It's a very relevant point when it comes to this topic. While the Twins seem to currently feel that Kyle Lohse is needed so that Francisco Liriano can remain in the minors and be ready to step in if someone gets hurt, Lohse potentially becomes expendable if Liriano and Scott Baker both pitch well enough in spring to earn a spot in the Major League rotation and Bonser pitches well enough to be considered a solid option to fill in during an injury. Even if that is not the case, the Twins have plenty of young pitchers in the minor leagues who Krivsky would no doubt like to have in his new system in Cincy, such as Adam Harben, Matt Garza, Glen Perkins, Kevin Slowey, or Bonser himself.
The Reds, meanwhile, may have a glut of outfield talent, with Ken Griffey Jr., Austin Kearns, Wily Mo Pena, and Adam Dunn all warranting a starting position. They seemed to have solved this problem when they traded Sean Casey, opening first base for Dunn, but they recently signed Scott Hatteberg and Krivsky has stated that he plans on using Hatteberg as "more than a role player." Since Hatty-berg primarily plays first base, this would seem to insinuate that one of the aforementioned outfielders is indeed expendable.
It is unlikely the Twins would go after Dunn, the big slugger who just signed a 2-year contract worth about $17 million with the Reds. Aside from the high price tag, the package they would have to put together to bring in Dunn would likely be too costly. I could see the Twins going after him next year, however, if Morneau can't get it done this season. Hunter, Stewart, and Brad Radke leaving would free up a ton of salary, and Dunn is a proven slugger who has hit 40+ homers and driven in 100+ runs in each of the past two seasons. The problem with him is that he strikes out an obscene amount and has trouble keeping his batting average over .250.
Pena is a more likely scenario. The 24-year-old right-fielder has yet to prove he can be a great all-around hitter at the Major League level, but he's definitely got legitimate power.
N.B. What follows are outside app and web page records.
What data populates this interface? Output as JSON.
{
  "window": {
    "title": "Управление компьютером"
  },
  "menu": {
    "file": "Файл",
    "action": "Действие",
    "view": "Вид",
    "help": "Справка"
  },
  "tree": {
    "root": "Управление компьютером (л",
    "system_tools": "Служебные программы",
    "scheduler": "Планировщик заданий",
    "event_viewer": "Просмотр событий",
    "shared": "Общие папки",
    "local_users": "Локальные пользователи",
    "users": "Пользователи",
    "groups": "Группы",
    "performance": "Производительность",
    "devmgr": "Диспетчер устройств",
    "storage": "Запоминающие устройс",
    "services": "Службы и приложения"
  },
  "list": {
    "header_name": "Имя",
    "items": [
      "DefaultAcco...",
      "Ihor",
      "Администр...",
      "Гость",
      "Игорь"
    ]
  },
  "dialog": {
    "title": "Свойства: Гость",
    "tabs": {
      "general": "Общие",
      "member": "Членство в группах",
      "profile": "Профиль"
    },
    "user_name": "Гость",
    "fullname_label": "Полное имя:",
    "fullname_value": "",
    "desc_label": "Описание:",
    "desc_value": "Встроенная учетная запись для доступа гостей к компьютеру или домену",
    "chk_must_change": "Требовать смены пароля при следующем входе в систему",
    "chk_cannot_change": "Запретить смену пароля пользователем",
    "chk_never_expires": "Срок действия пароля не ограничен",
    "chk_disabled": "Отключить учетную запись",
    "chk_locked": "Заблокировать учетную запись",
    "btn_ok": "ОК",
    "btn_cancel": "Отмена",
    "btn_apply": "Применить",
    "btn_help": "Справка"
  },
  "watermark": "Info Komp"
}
He hit 26 homers in 336 at-bats in 2004 and hit 19 HR in 311 AB last year. Pena has made it clear that he wants to be starting somewhere this year, so if the Reds intend to start Dunn, Griffey, Kearns, and Hatteberg, they might need to move Wily Mo.
The Reds might be more eager to part with Kearns. His performance has dipped significantly in each season since his outstanding rookie year in which he hit .315/.407/.500. He's had trouble staying healthy and some have referred to him as a right-handed version of Jacque Jones (not good). Still, I think Kearns is a solid player and he probably wouldn't cost the Twins too much in terms of prospects or salary. Also, he's only 25.
Another guy who is not an outfielder but who the Twins might be tempted to look at in a trade situation is Ryan Freel. If neither Tony Batista nor Glenn Williams can rise to the challenge and grab the starting third base job in spring training, Freel wouldn't be a bad option. While he has essentially no power, he is a great OBP guy and has a ton of speed. Another possibility to fill a third base need for the Twins would be Edwin Encarnacion, but the Reds would probably be unwilling to part with him as he is only 23 and was phenomenal in Triple-A last year.
I'm not going to hold my breath for a trade of some sort to happen between the Twins and Reds this spring, but it's certainly not out of the realm of possibility. Krivsky knows that he needs some serious pitching help, and they can afford to lose an outfielder to get it. The Twins, meanwhile, are going to be looking for any offensive help they can get this year.